2009년 8월 17일 18시 32분 48초
목18F4심 이곳을 클릭하시면 발표코드에 대한 설명을 보실 수 있습니다.
목 15시 : 20분
의약화학 - Current Struggles against Infectious Diseases
저자 및
가톨릭대학교 성의교정 병리학교실, Korea

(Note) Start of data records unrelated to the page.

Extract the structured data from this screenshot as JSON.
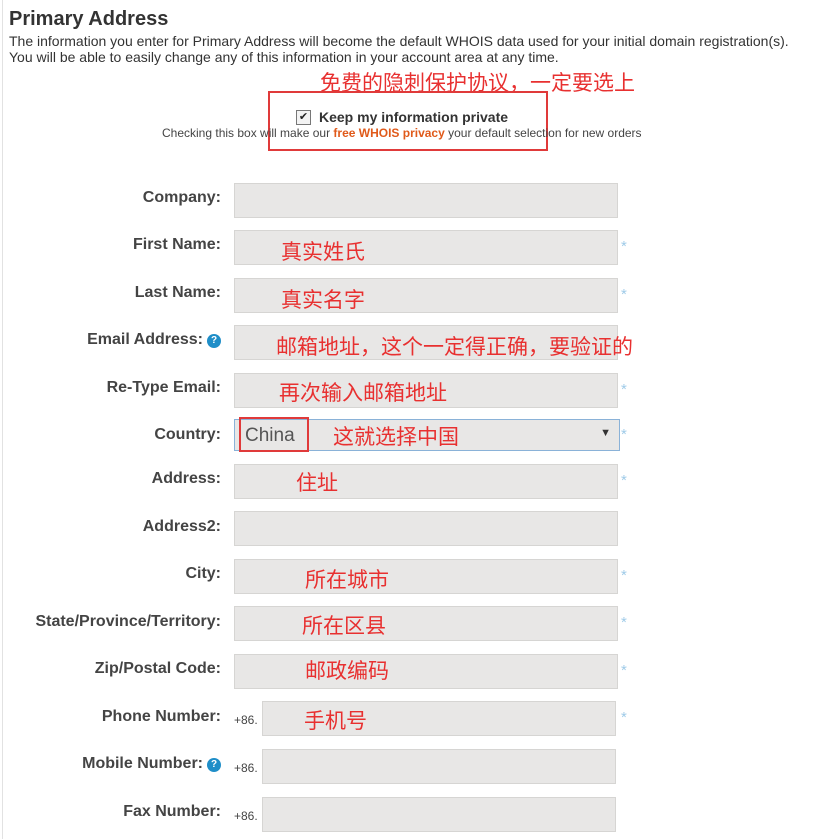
{
  "header": {
    "title": "Primary Address",
    "description": "The information you enter for Primary Address will become the default WHOIS data used for your initial domain registration(s). You will be able to easily change any of this information in your account area at any time."
  },
  "privacy": {
    "checked": true,
    "label": "Keep my information private",
    "note_prefix": "Checking this box will make our ",
    "note_link": "free WHOIS privacy",
    "note_suffix": " your default selection for new orders"
  },
  "annotations": {
    "privacy": "免费的隐刺保护协议，一定要选上",
    "first_name": "真实姓氏",
    "last_name": "真实名字",
    "email": "邮箱地址，这个一定得正确，要验证的",
    "retype_email": "再次输入邮箱地址",
    "country": "这就选择中国",
    "address": "住址",
    "city": "所在城市",
    "state": "所在区县",
    "zip": "邮政编码",
    "phone": "手机号"
  },
  "form": {
    "company_label": "Company:",
    "first_name_label": "First Name:",
    "last_name_label": "Last Name:",
    "email_label": "Email Address:",
    "retype_email_label": "Re-Type Email:",
    "country_label": "Country:",
    "country_value": "China",
    "address_label": "Address:",
    "address2_label": "Address2:",
    "city_label": "City:",
    "state_label": "State/Province/Territory:",
    "zip_label": "Zip/Postal Code:",
    "phone_label": "Phone Number:",
    "mobile_label": "Mobile Number:",
    "fax_label": "Fax Number:",
    "phone_prefix": "+86.",
    "help_glyph": "?",
    "required_glyph": "*",
    "checkbox_glyph": "✔",
    "select_arrow_glyph": "▼"
  },
  "colors": {
    "annotation": "#e83030",
    "link": "#e05a1a",
    "help": "#1f8ec8",
    "required": "#9fcbe8"
  }
}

The Human Immunodeficiency virus(HIV), a causative agent of AIDS(Acquired Immune Deficiency Syndrome), is a lentivirus containing about a 10Kb RNA genome. The viral genomic RNA packaging, or alternatively known as encapsidation, into viral particles from its host cells is a formidable task for the sake of viruses. It is especially important for RNA viruses as they have to discriminate the viral RNA from a pool of numerous cellular RNAs.The components involved in the packaging of the HIV viral genomic RNA during virion assembly is believed to be mediated by a specific interaction between the Nucleocapsid(NC) in the gag polyprotein and a packaging sequence, so-called psi(ψ), located near the 5'-end of LTR(long terminal repeat) region of the viral genome. In addition to having this essential role, the NC protein has been known to be involved in many other important steps in the viral life cycle such as the viral reverse transcription, translocation of PIC (pre-integration complex) into host nucleus, integration, and gene expression stages.Moreover, as being "mutation non-permissive" in its nature, the NC protein has been emerged as a highly promising target for the development of new types of anti-HIV inhibitor.Yet, the identification and development of such molecules has been hampered in part due to a lack of a functional assay for the NC protein.By exploiting a novel functional cell-based assay that probes the specific protein-RNA interaction between the NC protein and psi(ψ) RNA, we are able to not only to decipher and dissect the specific interaction of the HIV NC-psi(ψ) RNA in vivo, but also to identify for the first time a novel types of anti-HIV small molecules targeting the NC and NC-Psi interaction. The significance of the results and usefulness of our system for developing other antiviral agents will be presented